I was glad to turn the calendar page to November a couple of weeks ago. In a personal and global way, October was a little overwhelming, and frankly, I was ready to move on and think about life’s next steps. Then came the elections, which helped to clarify, in some way, our near-term local and national future. But honestly, after Hurricane Sandy, I’ve been more than a tad bit anxious about global climate change, and the elections didn’t quell my anxiety by making our climate future more transparent.
Although Vermont was spared the devastation wrought elsewhere by Hurricane Sandy, many of our east coast friends and families were not. And it once again became so obvious how unprepared we are for the future that appears to be before us. My thoughts, as one might expect, have partly been on what this will mean for the future of agriculture in Vermont.
Yesterday I attended a workshop on regional climate change scenario development. It couldn’t have come at a more perfect time given my immediate orientation. The scenarios approach was designed to help us understand the possible or anticipated impacts of climate change, and then lead to a consideration of strategies to improve our resiliency. I learned a lot, thank goodness, and went home with many ideas to ponder.
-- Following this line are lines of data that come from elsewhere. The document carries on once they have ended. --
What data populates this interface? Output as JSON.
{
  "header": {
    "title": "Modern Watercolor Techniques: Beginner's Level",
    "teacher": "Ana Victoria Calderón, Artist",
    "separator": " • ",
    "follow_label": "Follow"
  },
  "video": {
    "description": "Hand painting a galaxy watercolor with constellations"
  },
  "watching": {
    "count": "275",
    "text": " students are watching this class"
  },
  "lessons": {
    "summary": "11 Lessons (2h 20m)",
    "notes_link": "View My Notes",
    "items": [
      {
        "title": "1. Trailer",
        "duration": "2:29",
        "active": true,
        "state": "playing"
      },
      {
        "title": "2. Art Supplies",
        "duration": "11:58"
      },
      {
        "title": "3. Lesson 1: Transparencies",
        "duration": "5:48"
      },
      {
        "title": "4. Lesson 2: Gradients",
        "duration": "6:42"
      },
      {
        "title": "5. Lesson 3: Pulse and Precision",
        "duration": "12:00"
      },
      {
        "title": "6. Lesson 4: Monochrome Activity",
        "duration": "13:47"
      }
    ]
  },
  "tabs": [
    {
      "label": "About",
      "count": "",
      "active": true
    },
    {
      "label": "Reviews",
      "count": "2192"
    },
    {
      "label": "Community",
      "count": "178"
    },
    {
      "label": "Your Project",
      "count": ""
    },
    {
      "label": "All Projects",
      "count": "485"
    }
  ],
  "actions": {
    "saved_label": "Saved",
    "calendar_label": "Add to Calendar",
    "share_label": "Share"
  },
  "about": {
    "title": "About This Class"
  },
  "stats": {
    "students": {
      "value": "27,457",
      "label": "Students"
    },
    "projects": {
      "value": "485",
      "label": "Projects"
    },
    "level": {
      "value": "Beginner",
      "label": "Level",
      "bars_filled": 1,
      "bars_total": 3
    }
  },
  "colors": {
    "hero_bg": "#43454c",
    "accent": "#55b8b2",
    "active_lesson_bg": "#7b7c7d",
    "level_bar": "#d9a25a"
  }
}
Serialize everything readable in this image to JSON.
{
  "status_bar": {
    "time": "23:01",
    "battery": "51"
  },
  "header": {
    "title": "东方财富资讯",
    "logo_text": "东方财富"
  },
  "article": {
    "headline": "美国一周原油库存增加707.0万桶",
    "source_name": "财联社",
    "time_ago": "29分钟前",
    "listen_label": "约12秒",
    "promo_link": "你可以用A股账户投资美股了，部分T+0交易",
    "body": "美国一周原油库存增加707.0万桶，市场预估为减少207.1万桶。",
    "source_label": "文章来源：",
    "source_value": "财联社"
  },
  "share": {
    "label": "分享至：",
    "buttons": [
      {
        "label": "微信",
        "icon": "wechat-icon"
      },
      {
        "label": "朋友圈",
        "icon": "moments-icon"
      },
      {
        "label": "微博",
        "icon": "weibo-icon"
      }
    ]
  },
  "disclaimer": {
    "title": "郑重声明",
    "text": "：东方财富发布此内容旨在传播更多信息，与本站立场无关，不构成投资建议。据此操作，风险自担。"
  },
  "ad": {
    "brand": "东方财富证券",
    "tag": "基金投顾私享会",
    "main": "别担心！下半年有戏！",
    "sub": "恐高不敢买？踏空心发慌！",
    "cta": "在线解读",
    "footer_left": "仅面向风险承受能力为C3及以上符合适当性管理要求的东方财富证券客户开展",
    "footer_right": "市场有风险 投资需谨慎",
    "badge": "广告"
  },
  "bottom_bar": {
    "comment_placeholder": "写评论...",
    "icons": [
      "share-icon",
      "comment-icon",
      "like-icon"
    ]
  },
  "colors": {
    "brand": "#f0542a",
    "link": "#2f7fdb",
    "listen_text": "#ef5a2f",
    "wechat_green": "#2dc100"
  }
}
First and foremost, the main take home message was that Vermont’s agriculture future is unlikely to be business as usual. We are expected to have wetter and warmer winters and hotter and drier summers, all of which adds up to a longer growing season with different water patterns than we are used to. The implications of these changes are many. Farmers will need to think more about irrigation and drainage, keeping animals cool, new pests and diseases, new crops and different crop varieties, changing energy needs, new business plans, and just about everything you can think of that relates to farming systems. Some of our greatest vulnerabilities are likely to be cold-weather crops, maple sugaring, and the dairy industry.
Though I found the implications for Vermont’s farms overwhelming, the day left me especially sure of our decision to hire a Farming and Climate Change Coordinator at the Center for Sustainable Agriculture. The person hired in this position will focus on working collaboratively with farmers to develop and implement applied research and outreach projects to help farmers adjust to what is coming. Stay tuned for more information!